Millennial railcards to go on sale
A railcard for people aged between 26 and 30 will go on general sale at noon on Wednesday.
The discount cards sold out within hours when 10,000 were made available in March as part of a trial.
Transport Secretary Chris Grayling also set out plans which could allow more than a million teenagers to benefit from cut-price travel later this year.
The new 16 & 17 Railcard will be launched this coming September with up to 1.2 million young people guaranteed a 50% discount on rail travel to coincide with the new academic year.
Mr Grayling said: “The new 16 & 17 and 26 to 30 railcard will cut fares for a generation of travellers, ensuring more young people than ever will be able to travel on our railways for less.
“Today’s announcement of a new 16 & 17 Railcard could cut the cost of travel by hundreds of pounds a year for young people and their parents, making it cheaper to get to school, college and work.
“This builds on the roll-out of the new 26 to 30 Railcard and our record investment into our railways, ensuring people get the frequent, affordable and reliable journeys they deserve.”
The 26-30 scheme, the so-called millennial railcard, is being made available for all 4.5 million Britons after the impact on revenue and passenger numbers was assessed.
The cards cost £30 each year and save a third off most fares.
There are no discounts on season tickets and a £12 minimum fare applies to all journeys between 4.30am and 10am, excluding weekends and public holidays.

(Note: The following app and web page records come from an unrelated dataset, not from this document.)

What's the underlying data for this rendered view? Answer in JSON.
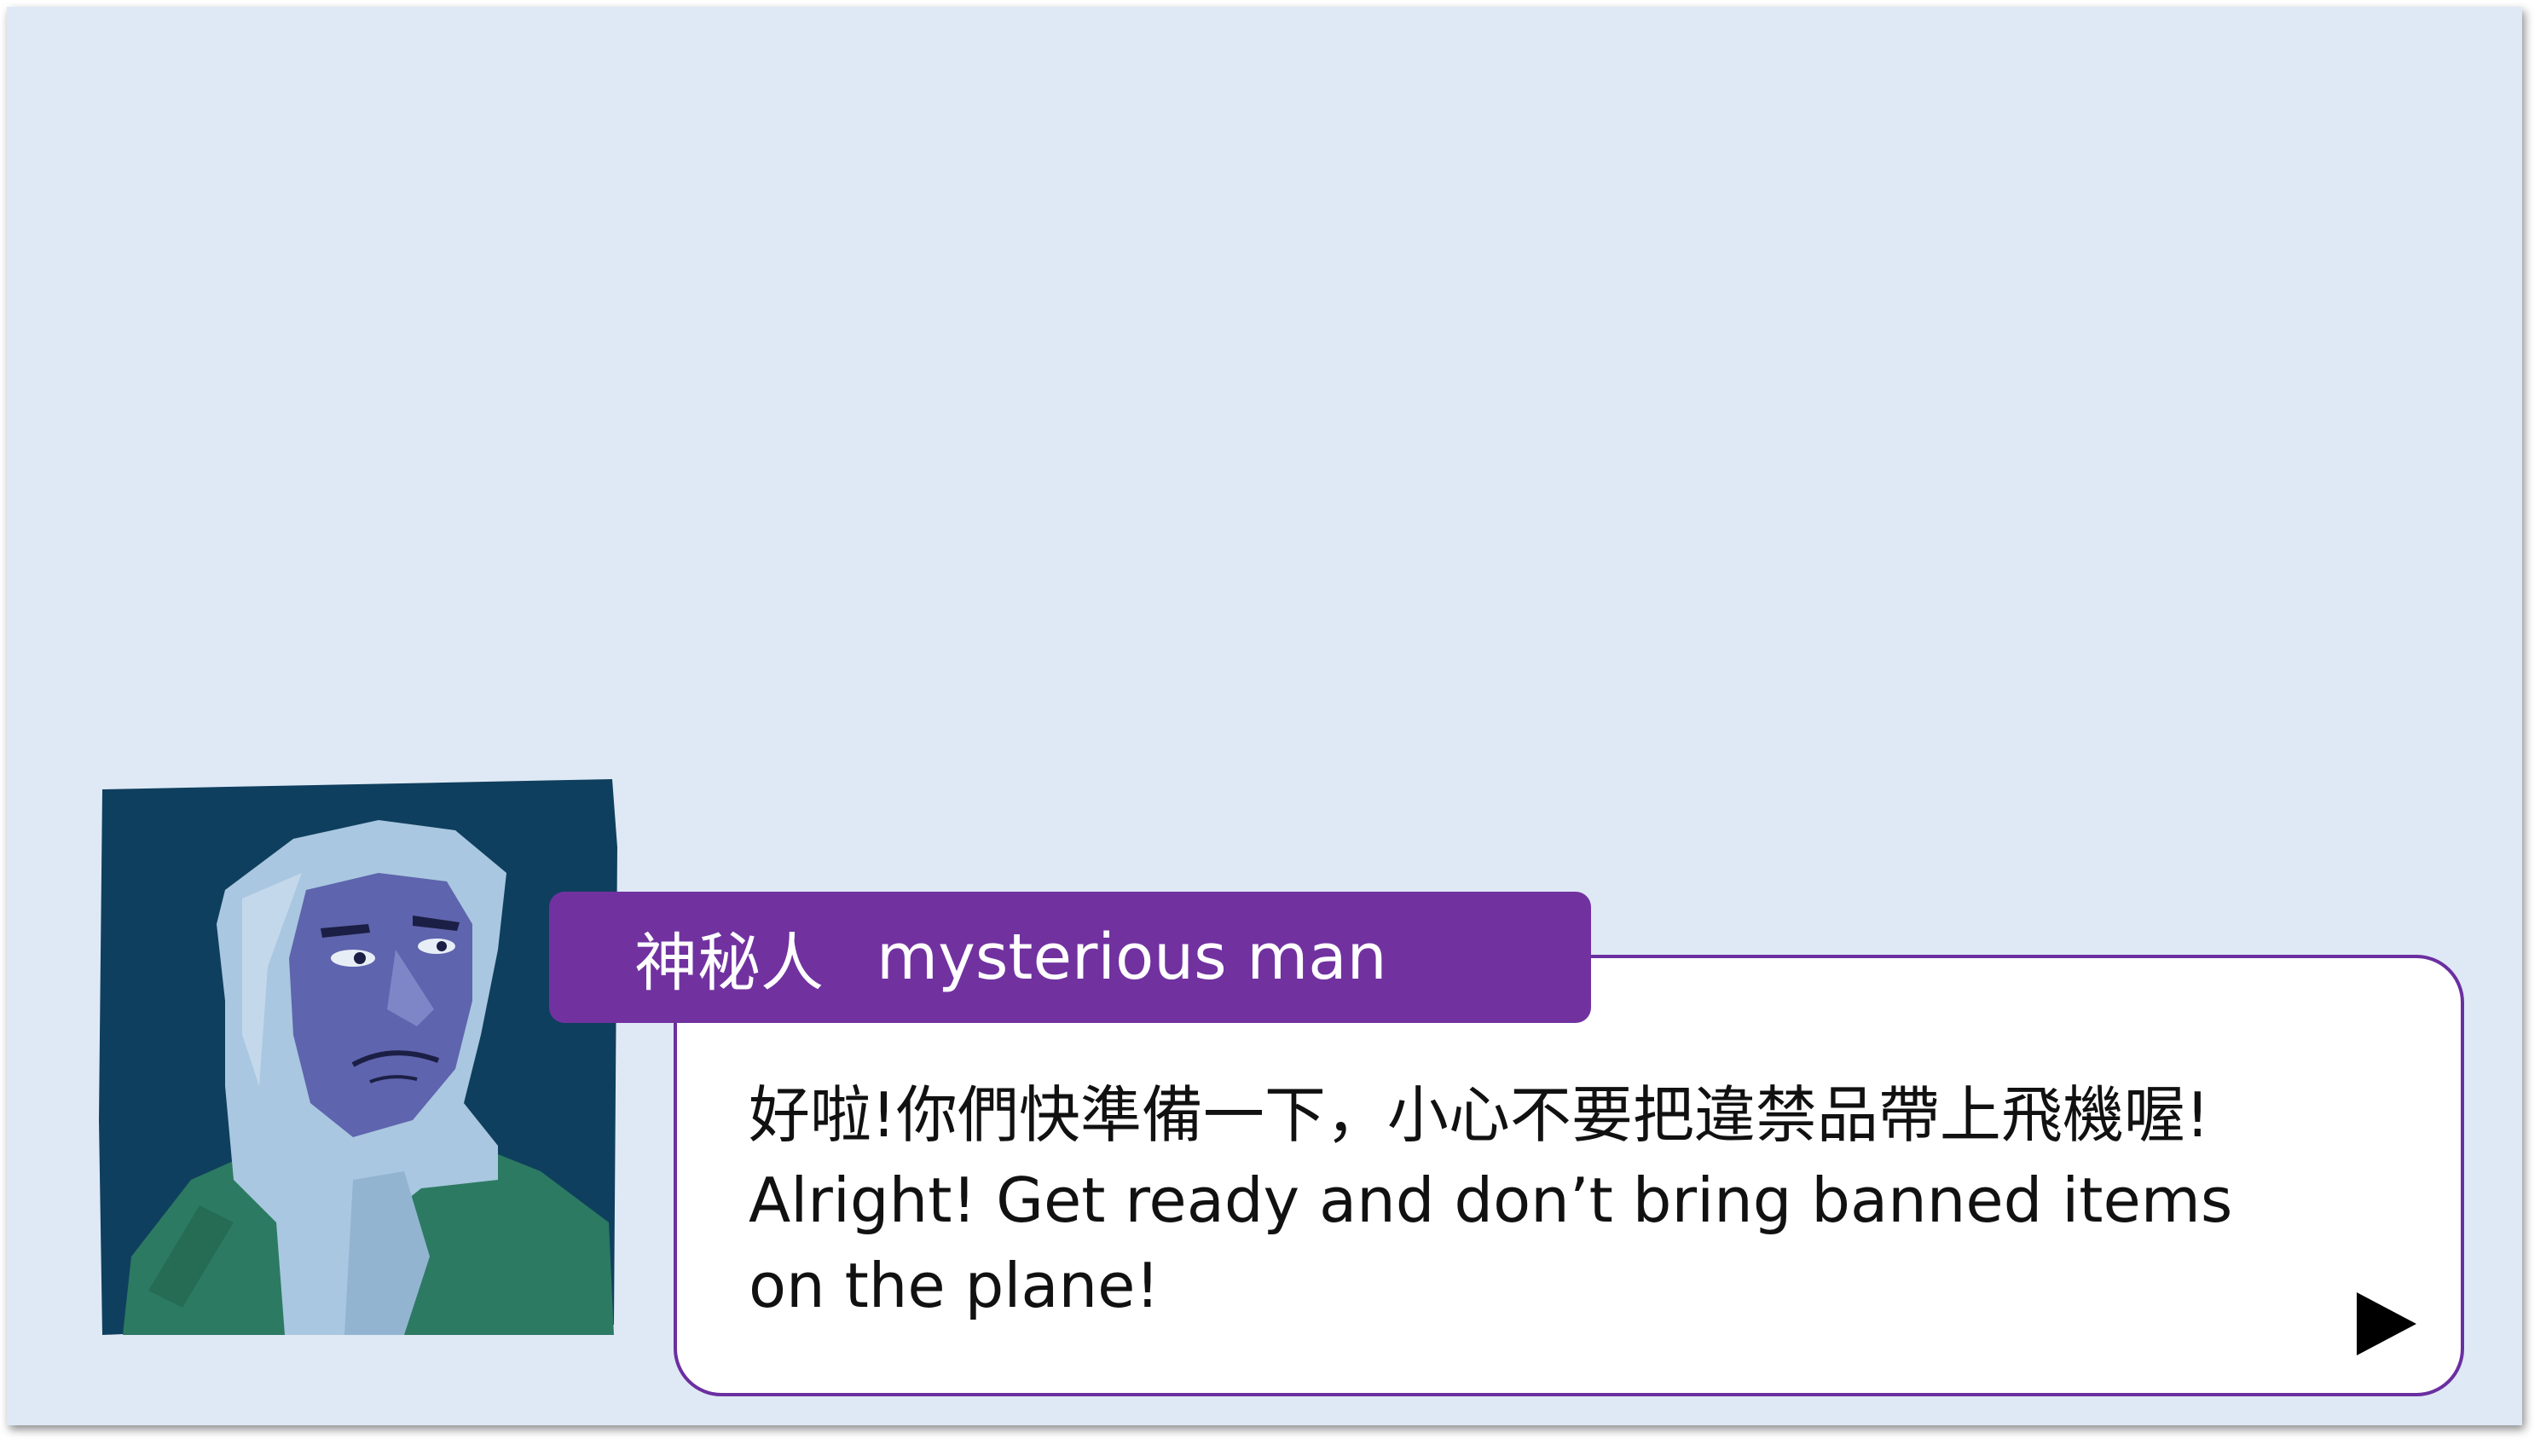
{
  "scene": {
    "background_color": "#dfe9f5"
  },
  "portrait": {
    "character": "mysterious-man",
    "colors": {
      "background": "#0f3f5e",
      "scarf": "#a9c7e0",
      "face": "#5e64ad",
      "coat": "#2c7a62"
    }
  },
  "speaker": {
    "name_zh": "神秘人",
    "name_en": "mysterious man",
    "tag_color": "#7132a0"
  },
  "dialog": {
    "line_zh": "好啦!你們快準備一下，小心不要把違禁品帶上飛機喔!",
    "line_en_1": "Alright! Get ready and don’t bring banned items",
    "line_en_2": "on the plane!",
    "border_color": "#6b2fa0"
  },
  "controls": {
    "next_icon": "play-triangle-icon"
  }
}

The card must be downloaded on to a smartphone and is aimed at leisure travellers.
It is the first nationwide railcard available for people travelling alone who are aged 26-59 and not disabled or in the armed forces.
Cardholders save an average of £125 a year, according to industry body the Rail Delivery Group (RDG).
It commissioned a survey of users which found that 85% of respondents said the card encouraged them to make journeys to visit friends or relatives, while around a third said they were more likely to make a shopping trip due to the discounted travel.
RDG managing director of customer experience Jacqueline Starr said: “The launch of the National Rail 26-30 Railcard marks a key milestone in the rail industry’s commitment to boost local communities by making rail travel more accessible.
“We’re hoping that this seventh addition to the railcard family will encourage more people to make journeys to visit friends, family and explore more of Britain by rail.”
The RDG initially said the roll-out of the card would take place before the end of last year, but this date was pushed back to Wednesday to avoid launching it over a bank holiday.
The delay meant people born on January 1 or 2 1988 were unable to purchase the card before becoming ineligible due to being too old.